# Why don't we make negative output voltage like this?

Here you have a buck conveter where Vout1 = D*Vin which is positive for positive input voltage.
I'm wondering why don't we just reverse the connection of output like Vout2so we can get a negative buck output instead of using inverting buck-boost converter to generate negative output?

• Because usually you want your GND to stay your GND. If your entire circuit operated off a negative voltage then sure you could do that, but then you could do the same with any voltage source and any regulator. It would just mean your entire circuit uses the more positive voltage as the reference rather than the most negative (which is usually the case for unipolar circuits). Commented Jun 26, 2022 at 20:51
• @DKNguyen thanks, why would you want to ensure that? Commented Jun 26, 2022 at 20:52
• Because there's almost always other stuff in your circuit that is operating off a positive voltage and is using that GND as the reference. Commented Jun 26, 2022 at 20:52
• @DKNguyen if you have any circuit in mind could you post it where it is not possible to reverse the connection like I did above? Commented Jun 26, 2022 at 21:08
• For modest power requirements, and for single-digit voltages, the switched-capacitor method used by ICL7660 can generate -ve voltages from +ve input...GND stays GND for both +ve/-ve supplies. Commented Jun 26, 2022 at 21:38

You're on the right track for one fairly common method of generating a negative output voltage. Take a look at the circuit below:

simulate this circuit – Schematic created using CircuitLab

The main downside to this is that the controller is no longer ground-referenced, so unless it's designed to be used this way and has level-shifters built in, you'll need to level shift any signals that go between it and the rest of the system. Another downside is that the controller needs to be rated for Vin-Vout (a higher voltage, since Vout is negative) instead of just Vin. But if you can get past those hurdles, it's an effective way of generating a negative supply from a positive one.

Note the difference between this circuit and yours: in this circuit, the control IC and the low-side switch are no longer connected to ground, but to the output instead.

• Thanks, interesting to read. Commented Jun 26, 2022 at 22:22
• You haven't identified where the other end of Vin (Vin-) goes. To ground or Vout (GND). I know the answer but others may not. Commented Jun 26, 2022 at 22:58
• @Marla I wondered about that too. Is it connected to GND? Commented Jun 26, 2022 at 23:16
• @internet It's connected to ground. Sorry, let me edit to make that more obvious. Commented Jun 26, 2022 at 23:58

Your idea is correct, in that the polarity of the output of a single supply just depends on which one you "call positive". You could connect any component or circuit to the output to get one polarity, and simply flip the output connections to get the opposite polarity.

Problems arise when you try to combine buck converters (or any type of power supplies), to obtain dual, or multiple voltages, some positive, some negative.
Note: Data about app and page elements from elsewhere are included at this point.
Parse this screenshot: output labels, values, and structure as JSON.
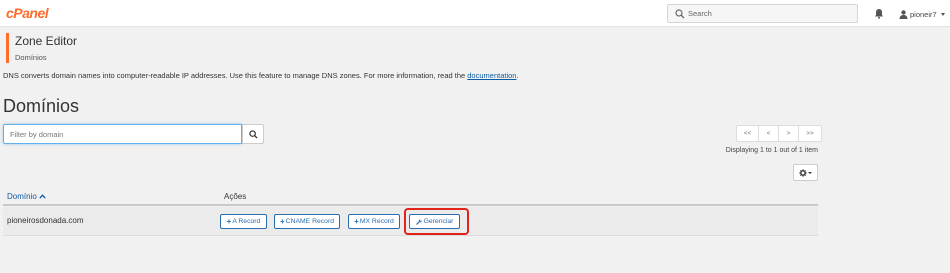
{
  "header": {
    "logo_text": "cPanel",
    "search_placeholder": "Search",
    "username": "pioneir7"
  },
  "page": {
    "title": "Zone Editor",
    "breadcrumb": "Domínios",
    "intro_text": "DNS converts domain names into computer-readable IP addresses. Use this feature to manage DNS zones. For more information, read the ",
    "intro_link": "documentation",
    "intro_end": "."
  },
  "section": {
    "title": "Domínios",
    "filter_placeholder": "Filter by domain"
  },
  "pagination": {
    "first": "<<",
    "prev": "<",
    "next": ">",
    "last": ">>",
    "display_text": "Displaying 1 to 1 out of 1 item"
  },
  "table": {
    "col_domain": "Domínio",
    "col_actions": "Ações",
    "rows": [
      {
        "domain": "pioneirosdonada.com",
        "a_record": "A Record",
        "cname_record": "CNAME Record",
        "mx_record": "MX Record",
        "manage": "Gerenciar"
      }
    ]
  },
  "colors": {
    "brand_orange": "#ff6c2c",
    "link_blue": "#0c5ca5",
    "highlight_red": "#e2231a"
  },
  "icons": [
    "search-icon",
    "bell-icon",
    "user-icon",
    "gear-icon",
    "wrench-icon",
    "sort-up-icon"
  ]
}
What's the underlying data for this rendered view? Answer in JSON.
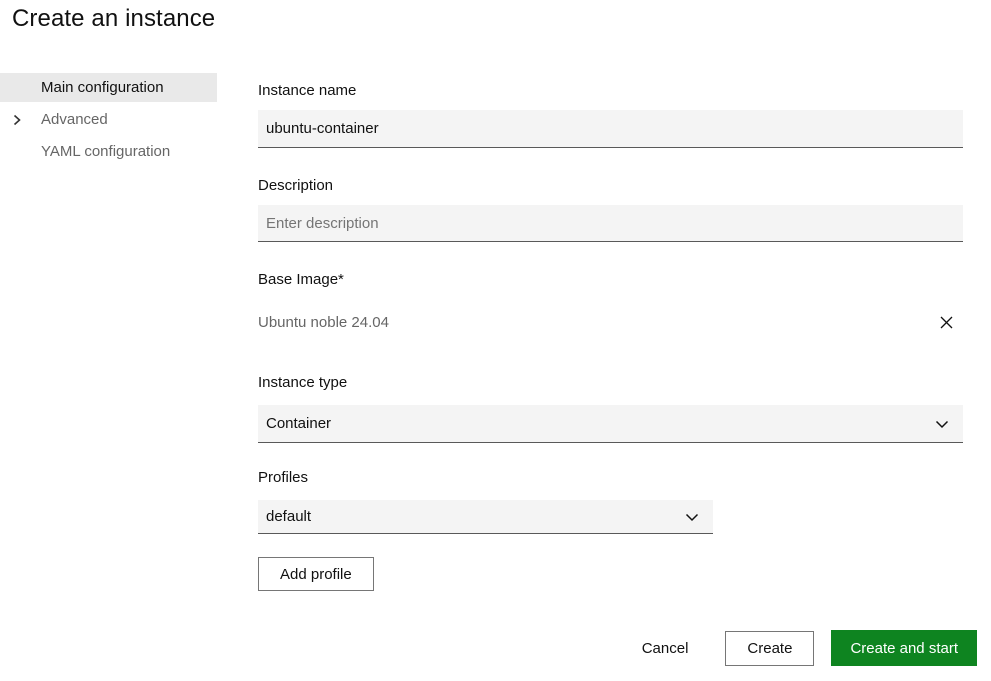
{
  "page": {
    "title": "Create an instance"
  },
  "sidebar": {
    "items": [
      {
        "label": "Main configuration",
        "active": true
      },
      {
        "label": "Advanced",
        "expandable": true
      },
      {
        "label": "YAML configuration",
        "active": false
      }
    ]
  },
  "form": {
    "instance_name": {
      "label": "Instance name",
      "value": "ubuntu-container"
    },
    "description": {
      "label": "Description",
      "placeholder": "Enter description"
    },
    "base_image": {
      "label": "Base Image*",
      "value": "Ubuntu noble 24.04"
    },
    "instance_type": {
      "label": "Instance type",
      "value": "Container"
    },
    "profiles": {
      "label": "Profiles",
      "value": "default",
      "add_button_label": "Add profile"
    }
  },
  "footer": {
    "cancel_label": "Cancel",
    "create_label": "Create",
    "create_and_start_label": "Create and start"
  },
  "icons": [
    "chevron-right-icon",
    "chevron-down-icon",
    "close-icon"
  ],
  "colors": {
    "positive_button": "#0e8420",
    "input_background": "#f4f4f4",
    "input_underline": "#595959",
    "sidebar_active_background": "#e9e9e9",
    "muted_text": "#666666",
    "text": "#111111"
  }
}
Start by noticing that most DC-DC converters, like the one you show us, have a common connection between input and output. Usually it's called ground, or 0V, or "negative side". Your own circuit shows this as a wire connection directly from input-side ground to the output side.

You might think you could power two buck converters from the same source, and connect their outputs in series, to form a dual "+5V, 0V, -5V" supply, but what you would actually be doing is this:

simulate this circuit – Schematic created using CircuitLab

Following the blue path, you can see that I've accidentally short-circuited the output of the lower buck converter.

When combining supplies in series to obtain a negative voltage with respect to some common ground, you run into problems if the supplies' outputs aren't completely isolated (on both positive and negative sides) from the inputs.

The designer of a negative DC-DC converter might solve this problem by ensuring that it is the positive side that is common to both input and output. In that way, when combined with a normal buck converter (by connecting their outputs in series), that output short-circuit doesn't occur:

simulate this circuit

Perhaps the most important thing to notice in this last diagram, is that the lower converter produces a -5V output when provided with a +12V input. This implies that its output is not merely a reduction in voltage magnitude. If you took a voltmeter to measure the difference between the battery positive and the -5V output, you would measure 17V difference!

The change in sign is not just cosmetic. The negative DC-DC converter is producing a voltage difference which is not just 12V to 5V, it's +12V to -5V, a difference of 17V. It allows designers to declare a common ground, and produce voltages below that 0V level, even when the source is greater than zero volts.

• Note that the situation shown in your first circuit is not the same as the one shown in my answer. It's subtle, but by having the buck converter be "powered by its own output" in a way, you can break the short circuit. That is, no connection to ground on the input side at all, the power taken between the input positive and the output negative. Commented Jun 27, 2022 at 5:50
• I'm aware that you probably know this, but I want to point it out to avoid confusing the asker! Commented Jun 27, 2022 at 5:50
• Interesting info. I did think about using two converters like that to make negative voltage like what we usually do with two battery. Commented Jun 27, 2022 at 18:18